- MODY 7 - due to mutations in the gene KLF11, located on the short arm of chromosome 2 (2p25). The protein encoded by this gene is a transcription factor that activates the promoters of genes epsilon and gamma-globin and in a much lesser degree, the beta-globin gene. This binding inhibits cell growth and causes apoptosis.
- MODY 8 - due to mutations in the CEL gene, located on the long arm of chromosome 9 (9q34.3). The protein encoded by this gene is a glycoprotein secreted by the pancreas in the digestive tract and mammary gland infant. The physiological role of this protein hydrolysis and absorption of cholesterol and fat - soluble vitamins. This protein promotes the production of chylomicrons in the intestine. Also its presence in plasma suggests their interactions with cholesterol and oxidized lipoproteins to modulate the progression of atherosclerosis.
- MODY 9 - due to mutations in the Pax4 gene, located on the long arm of chromosome 7 (7q32). This gene plays an important role in the development and differentiation of the beta cells of pancreatic islets. It is a transcriptional repressor that binds to a common element in the promoters of glucagon, insulin and somatostatin.
- MODY 10 - due to mutations in the gene INS (Insulin), located on the short arm of chromosome 11 (11p15.5). The INS gene encoding the hormone insulin, necessary to control glucose levels in blood. Insulin is produced in a precursor form called proinsulin, consisting of a single amino acid chain. Proinsulin chain is cleaved to form individual units (the A and B chains) which are joined together by disulfide bonds to form insulin.
- MODY 11 - due to mutations in the gene BLK, located on the short arm of chromosome 8 (8p23-p22). This gene encodes a non - receptor tyrosine kinase involved in the development, differentiation and cell signaling B. The signaling B cell receptor (BCR) requires strict regulation of various protein tyrosine kinases and phosphatases, and coreceptors associated. Antigen binding receptor B cell antigen (BCR) signaling triggers which eventually leads to the activation of B cells through BLK signaling plays an important role in signal transmission through surface immunoglobulin and validates transition pro-B pre-B and signaling for growth arrest and apoptosis.

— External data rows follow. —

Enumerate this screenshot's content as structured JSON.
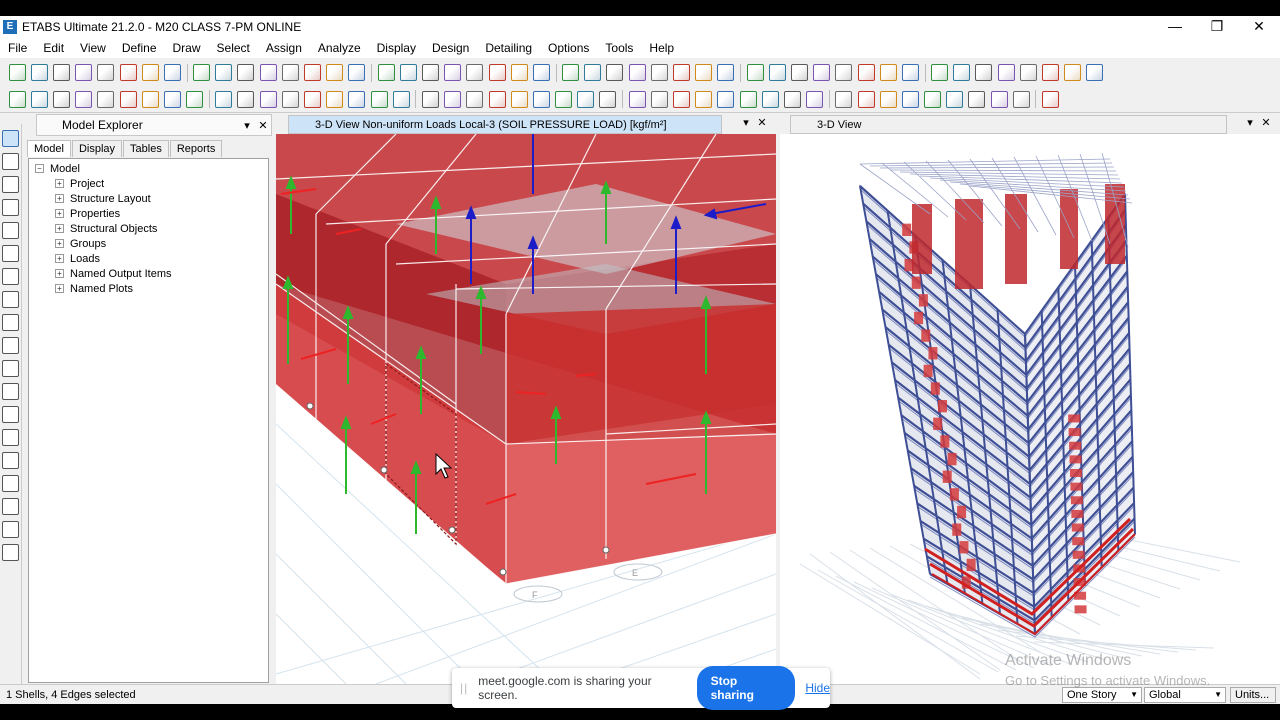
{
  "window": {
    "app_icon_letter": "E",
    "title": "ETABS Ultimate 21.2.0 - M20 CLASS 7-PM ONLINE",
    "minimize_glyph": "—",
    "restore_glyph": "❐",
    "close_glyph": "✕"
  },
  "menu": [
    "File",
    "Edit",
    "View",
    "Define",
    "Draw",
    "Select",
    "Assign",
    "Analyze",
    "Display",
    "Design",
    "Detailing",
    "Options",
    "Tools",
    "Help"
  ],
  "explorer": {
    "title": "Model Explorer",
    "dropdown_glyph": "▾",
    "close_glyph": "✕",
    "tabs": [
      "Model",
      "Display",
      "Tables",
      "Reports"
    ],
    "active_tab": "Model",
    "tree_root": "Model",
    "tree_items": [
      "Project",
      "Structure Layout",
      "Properties",
      "Structural Objects",
      "Groups",
      "Loads",
      "Named Output Items",
      "Named Plots"
    ],
    "expander_glyph": "+",
    "root_expander_glyph": "−"
  },
  "views": {
    "view1_title": "3-D View  Non-uniform Loads Local-3  (SOIL PRESSURE LOAD)  [kgf/m²]",
    "view2_title": "3-D View",
    "dropdown_glyph": "▾",
    "close_glyph": "✕",
    "gridbubble_a": "F",
    "gridbubble_b": "E"
  },
  "status": {
    "selection_text": "1 Shells, 4 Edges selected",
    "story_select": "One Story",
    "coord_select": "Global",
    "units_button": "Units..."
  },
  "meet_banner": {
    "grip": "||",
    "text": "meet.google.com is sharing your screen.",
    "stop_label": "Stop sharing",
    "hide_label": "Hide"
  },
  "watermark": {
    "line1": "Activate Windows",
    "line2": "Go to Settings to activate Windows."
  },
  "colors": {
    "slab_red": "#d9383a",
    "arrow_green": "#2db82d",
    "arrow_blue": "#1c1cc8",
    "frame_blue": "#4a5aa0",
    "meet_blue": "#1a73e8",
    "active_tab": "#cde3f7"
  },
  "toolbar_icons": [
    "new-model-icon",
    "open-icon",
    "save-icon",
    "undo-icon",
    "redo-icon",
    "pencil-icon",
    "lock-icon",
    "run-icon",
    "zoom-window-icon",
    "zoom-in-icon",
    "zoom-out-icon",
    "pan-icon",
    "3d-view-icon",
    "plan-view-icon",
    "elevation-view-icon",
    "rotate-icon"
  ]
}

This disease is inherited as an autosomal dominant, which means that a copy of the altered gene in each cell is sufficient for the disease to be expressed.
Tests performed in IVAMI: in IVAMI we perform mutation detection either type of MODY (1 to 11), by complete PCR amplification of the exons of HNF4A, GCK, HNF1A, PDX1, TCF2, NEUROD1 genes, KLF11, CEL, PAX4, and BLK INS, respectively, and subsequent sequencing.
Samples recommended: EDTA blood collected for separation of blood leukocytes, or impregnated sample card with dried blood (IVAMI may mail the card to deposit the blood sample).